Canonical Link Element Mistakes
Duplicate content can be a proper nightmare. The Canonical Link Element was introduced to help webmasters and site owners stop duplicate urls from getting indexed in Google.
Matt Cutt’s talks about the Canonical Link Element in the following video and blogged about it here.
So how does Google treat Canonical Mistakes?
In Matt’s video he mentions that the presence of the Canonical Link Element in the page’s code is a strong hint as to whether or not a url should be indexed or not. If a webmaster accidentally makes a mistake then, Matt says ‘we don’t promise we will abide by this 100%’ and Google reserves the ‘right to do what we think best’ for the user. So if Google thinks there’s been a mistake, that a webmaster has accidentally messed up, the page(s) may still be indexed.
So here’s how the 3 engines treated a Canonical ‘Shoot yourself in the Foot’ Mistake.
- Website with 30 pages of content, the canonical element with http://www.thewebaddress.com/ inserted into a header so that it was on every page of the site.
- Every page had quality and unique content with images. The site had unique titles and meta descriptions.
- There was a standard navigation and good internal linkage.
- The site had links and page rank.
So what happened?
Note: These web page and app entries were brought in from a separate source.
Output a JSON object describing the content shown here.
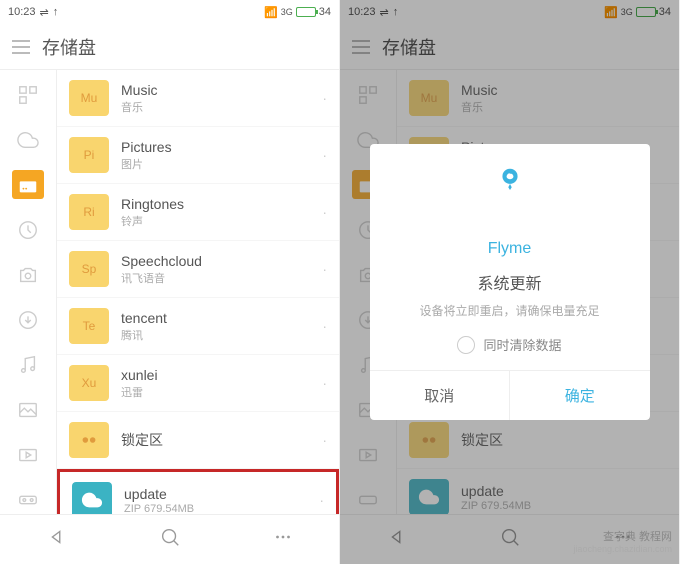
{
  "status": {
    "time": "10:23",
    "battery": "34"
  },
  "header": {
    "title": "存储盘"
  },
  "files": [
    {
      "short": "Mu",
      "name": "Music",
      "sub": "音乐",
      "cls": "folder-yellow"
    },
    {
      "short": "Pi",
      "name": "Pictures",
      "sub": "图片",
      "cls": "folder-yellow"
    },
    {
      "short": "Ri",
      "name": "Ringtones",
      "sub": "铃声",
      "cls": "folder-yellow"
    },
    {
      "short": "Sp",
      "name": "Speechcloud",
      "sub": "讯飞语音",
      "cls": "folder-yellow"
    },
    {
      "short": "Te",
      "name": "tencent",
      "sub": "腾讯",
      "cls": "folder-yellow"
    },
    {
      "short": "Xu",
      "name": "xunlei",
      "sub": "迅雷",
      "cls": "folder-yellow"
    },
    {
      "short": "",
      "name": "锁定区",
      "sub": "",
      "cls": "folder-yellow",
      "icon": "glasses"
    },
    {
      "short": "",
      "name": "update",
      "sub": "ZIP 679.54MB",
      "cls": "folder-teal",
      "icon": "cloud"
    }
  ],
  "dialog": {
    "brand": "Flyme",
    "title": "系统更新",
    "message": "设备将立即重启，请确保电量充足",
    "checkbox": "同时清除数据",
    "cancel": "取消",
    "confirm": "确定"
  },
  "watermark": {
    "main": "查字典 教程网",
    "sub": "jiaocheng.chazidian.com"
  }
}
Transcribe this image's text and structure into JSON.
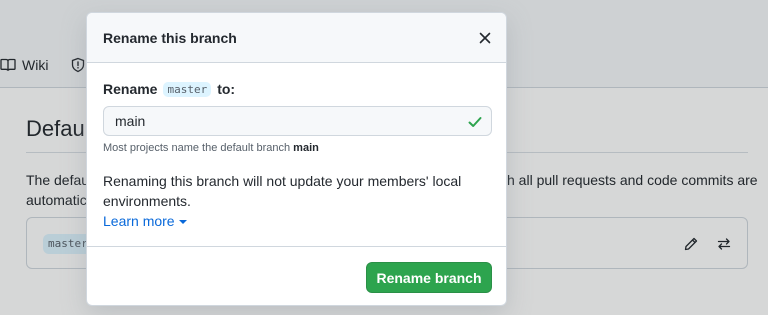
{
  "background": {
    "nav": {
      "wiki_label": "Wiki"
    },
    "heading": "Defau",
    "description_left_line1": "The defaul",
    "description_left_line2": "automatica",
    "description_right": "h all pull requests and code commits are",
    "branch_chip": "master",
    "icons": [
      "book-icon",
      "shield-icon",
      "pencil-icon",
      "arrow-switch-icon"
    ]
  },
  "dialog": {
    "title": "Rename this branch",
    "close_icon": "x-icon",
    "label_prefix": "Rename",
    "current_branch": "master",
    "label_suffix": "to:",
    "input_value": "main",
    "input_valid_icon": "check-icon",
    "note_prefix": "Most projects name the default branch",
    "note_branch": "main",
    "warning": "Renaming this branch will not update your members' local environments.",
    "learn_more": "Learn more",
    "submit_label": "Rename branch"
  },
  "colors": {
    "primary_button": "#2da44e",
    "link": "#0969da",
    "check": "#2da44e",
    "code_chip_bg": "#ddf4ff"
  }
}
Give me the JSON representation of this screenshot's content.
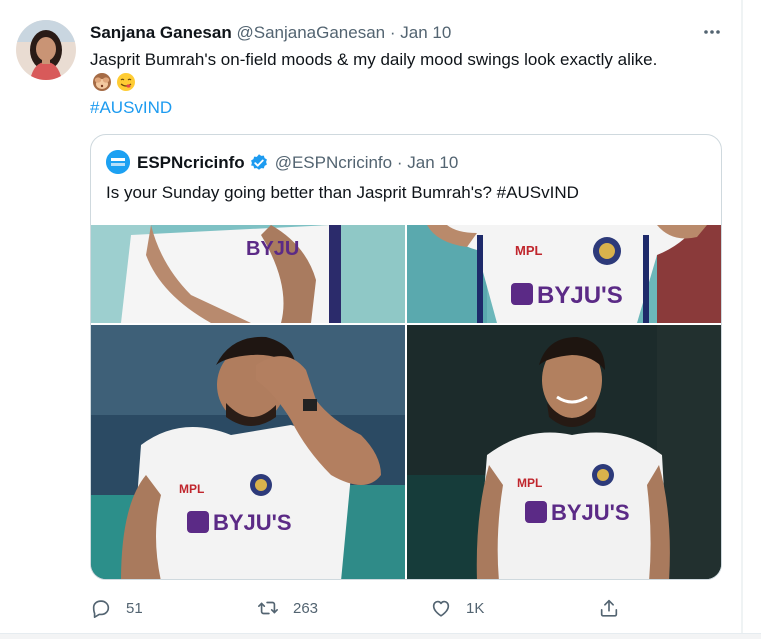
{
  "tweet": {
    "author_name": "Sanjana Ganesan",
    "author_handle": "@SanjanaGanesan",
    "separator": "·",
    "date": "Jan 10",
    "text": "Jasprit Bumrah's on-field moods & my daily mood swings look exactly alike.",
    "emojis": [
      "see-no-evil-monkey",
      "face-savoring-food"
    ],
    "hashtag": "#AUSvIND"
  },
  "quoted_tweet": {
    "author_name": "ESPNcricinfo",
    "verified": true,
    "author_handle": "@ESPNcricinfo",
    "separator": "·",
    "date": "Jan 10",
    "text": "Is your Sunday going better than Jasprit Bumrah's? #AUSvIND",
    "photos": [
      {
        "name": "photo-top-left",
        "jersey_text": "BYJU"
      },
      {
        "name": "photo-top-right",
        "jersey_text": "BYJU'S",
        "logo_text": "MPL"
      },
      {
        "name": "photo-bottom-left",
        "jersey_text": "BYJU'S",
        "logo_text": "MPL"
      },
      {
        "name": "photo-bottom-right",
        "jersey_text": "BYJU'S",
        "logo_text": "MPL"
      }
    ]
  },
  "actions": {
    "replies": "51",
    "retweets": "263",
    "likes": "1K"
  },
  "colors": {
    "link": "#1d9bf0",
    "secondary_text": "#536471",
    "border": "#cfd9de",
    "verified": "#1d9bf0",
    "jersey_purple": "#5b2a86"
  }
}
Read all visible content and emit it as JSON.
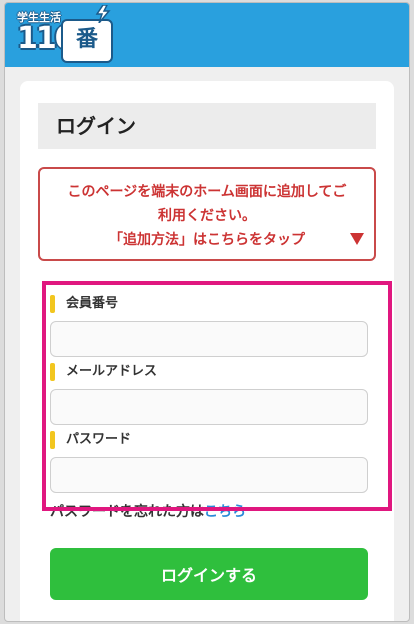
{
  "header": {
    "logo_small": "学生生活",
    "logo_number": "110",
    "logo_badge": "番",
    "brand_color": "#29a0de"
  },
  "login": {
    "title": "ログイン",
    "notice_line1": "このページを端末のホーム画面に追加してご",
    "notice_line2": "利用ください。",
    "notice_line3": "「追加方法」はこちらをタップ",
    "fields": [
      {
        "label": "会員番号",
        "value": ""
      },
      {
        "label": "メールアドレス",
        "value": ""
      },
      {
        "label": "パスワード",
        "value": ""
      }
    ],
    "forgot_text": "パスワードを忘れた方は",
    "forgot_link": "こちら",
    "submit_label": "ログインする",
    "highlight_color": "#e0177f",
    "button_color": "#2fbf3d"
  }
}
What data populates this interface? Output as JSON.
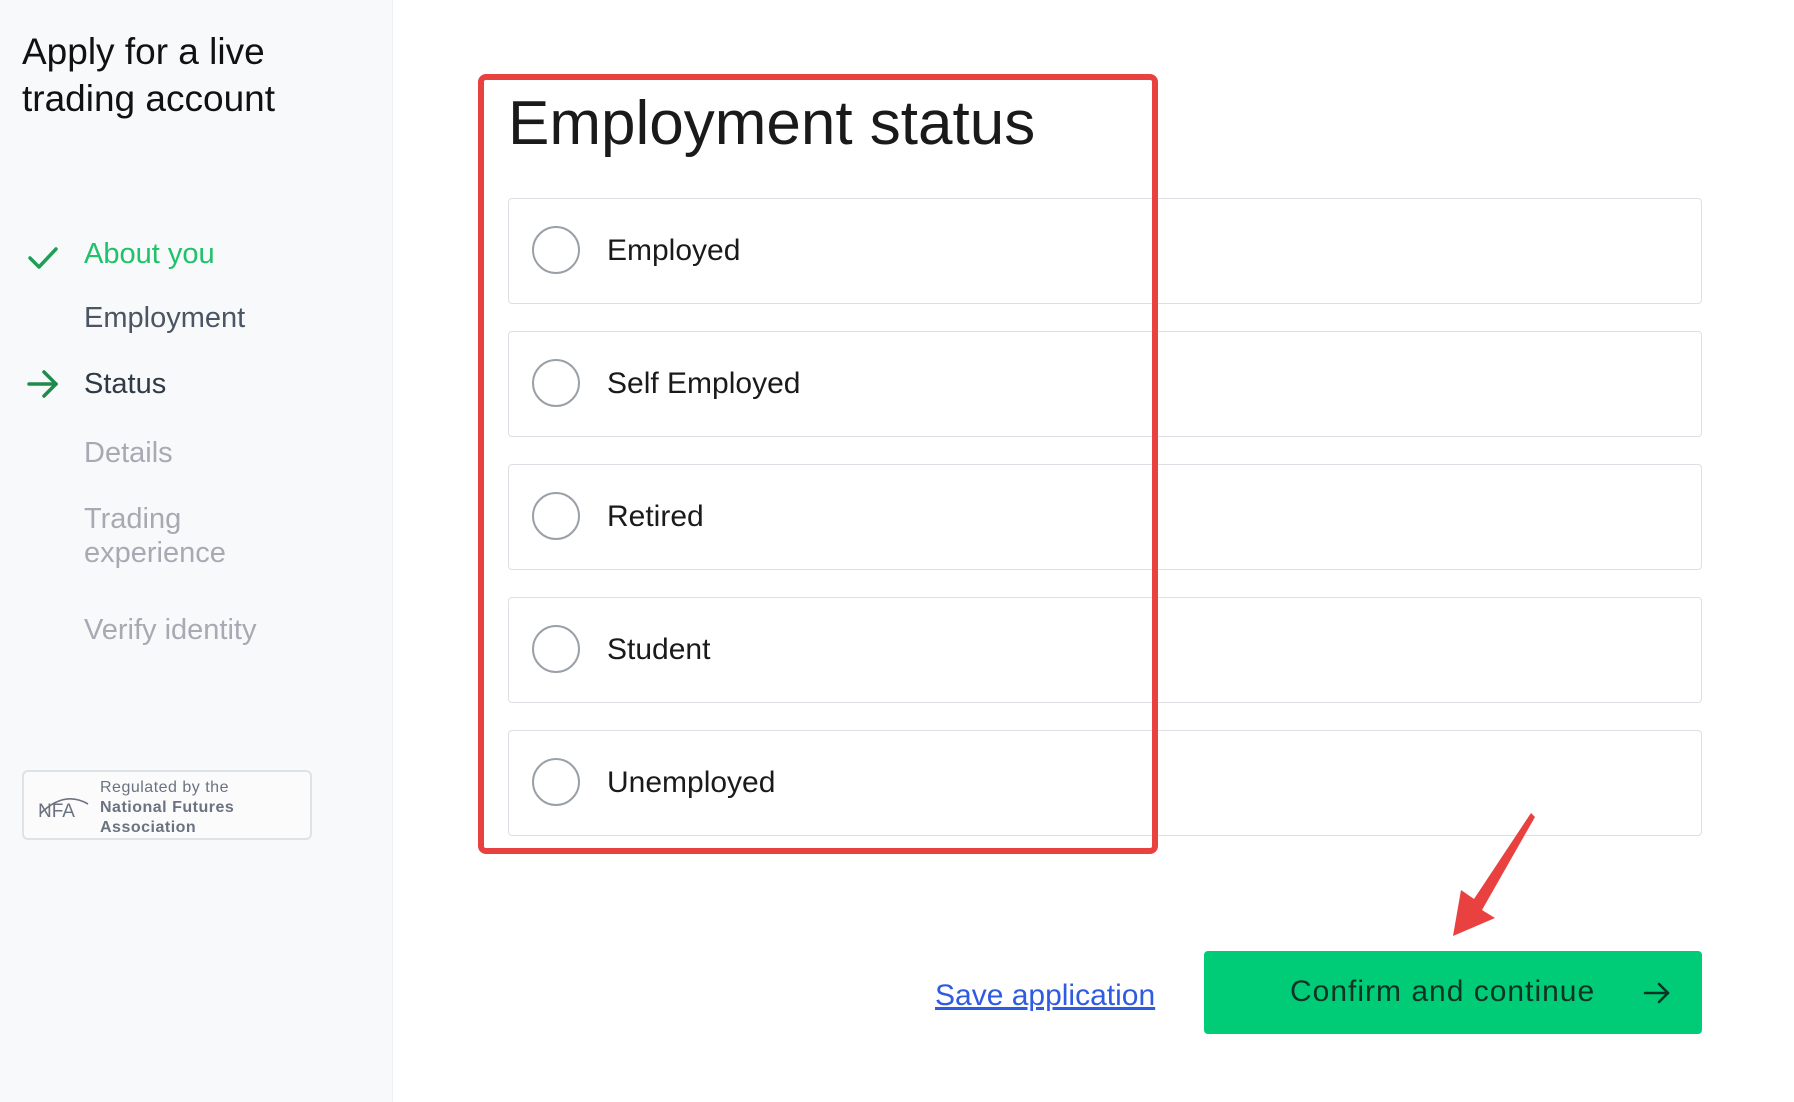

Google clearly didn’t realise that this was a mistake , it only indexed 1 page, the homepage that had the canonical url in place. Google continually crawled the site over a 2-3 month period but only indexed the homepage. Yahoo and Bing indexed all 30 or so pages. After a while I got bored, when I realised Google wasn’t going to figure this out itself and removed the canonical element and the site’s pages got indexed.